U.S. Park Police did not respond to a request for further comment this week.

DeMarco first appeared before lawmakers on the House Natural Resources Committee in late July but followed up at the end of August with more specific answers to legislators’ questions about munitions and equipment used by law enforcement. His answers, submitted in written form, were shared with The Post this week by congressional staff of the Natural Resources Committee.

De Marco told lawmakers he felt compelled to come forward as a witness because he found the events at Lafayette Square “deeply disturbing.” His attorney, David Laufman, said DeMarco hopes lawmakers will continue to investigate the federal response.

“That anyone in the Department of Defense referred to American citizens exercising their First Amendment rights as ‘potential adversaries’ and even contemplated the use of an ADS on the streets of our nation’s capital is deeply disturbing and calls for further investigation,” Laufman said.

DeMarco also testified that a stash of M4 carbine assault rifles was transferred from Fort Belvoir to the D.C. Armory on June 1 and that transfers of ammunition from states such as Missouri and Tennessee arrived in subsequent days.

By mid-June, about 7,000 rounds of 5.56mm and 7.62mm ammunition rounds had been transferred to the D.C. Armory, DeMarco said.

He did not specify what the ammunition was for, and the D.C. National Guard did not respond to questions about the weapons transfers.

In late June, Congress opened an investigation into tactics used by federal law enforcement officers to clear protesters in and around Lafayette Square.

Monahan and DeMarco testified on the same day in July, at which time Monahan said the area around Lafayette Square was cleared June 1 so construction crews could erect a taller fence than the temporary barricades that had closed off the area.
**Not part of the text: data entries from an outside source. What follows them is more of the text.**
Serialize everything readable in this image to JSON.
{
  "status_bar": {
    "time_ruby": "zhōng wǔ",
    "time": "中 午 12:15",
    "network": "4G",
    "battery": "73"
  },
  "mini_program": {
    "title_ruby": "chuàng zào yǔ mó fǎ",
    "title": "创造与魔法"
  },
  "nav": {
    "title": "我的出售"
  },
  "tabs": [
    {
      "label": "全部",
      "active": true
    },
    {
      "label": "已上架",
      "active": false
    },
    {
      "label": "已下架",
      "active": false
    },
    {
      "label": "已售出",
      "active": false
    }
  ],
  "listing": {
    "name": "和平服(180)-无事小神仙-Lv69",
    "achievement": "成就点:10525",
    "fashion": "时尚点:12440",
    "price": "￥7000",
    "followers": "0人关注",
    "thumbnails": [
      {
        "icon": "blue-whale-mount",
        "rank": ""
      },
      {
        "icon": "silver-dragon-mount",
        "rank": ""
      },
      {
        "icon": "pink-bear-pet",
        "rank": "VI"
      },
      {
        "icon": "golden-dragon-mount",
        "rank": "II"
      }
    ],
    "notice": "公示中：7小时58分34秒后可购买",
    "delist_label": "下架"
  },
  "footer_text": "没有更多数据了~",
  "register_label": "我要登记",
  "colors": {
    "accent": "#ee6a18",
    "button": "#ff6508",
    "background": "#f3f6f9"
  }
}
The action followed a night in which a Park Service building was set on fire.

DeMarco told legislators that, having served in a combat zone where he spent time assessing various threats, he did not feel threatened at any point by protesters near the White House “or assess them to be violent.”

“From my observation, these demonstrators — our fellow American citizens — were engaged in the peaceful expression of their First Amendment rights,” he said. “Yet they were subjected to an unprovoked escalation and excessive use of force.”

Tim Elfrink contributed to this report.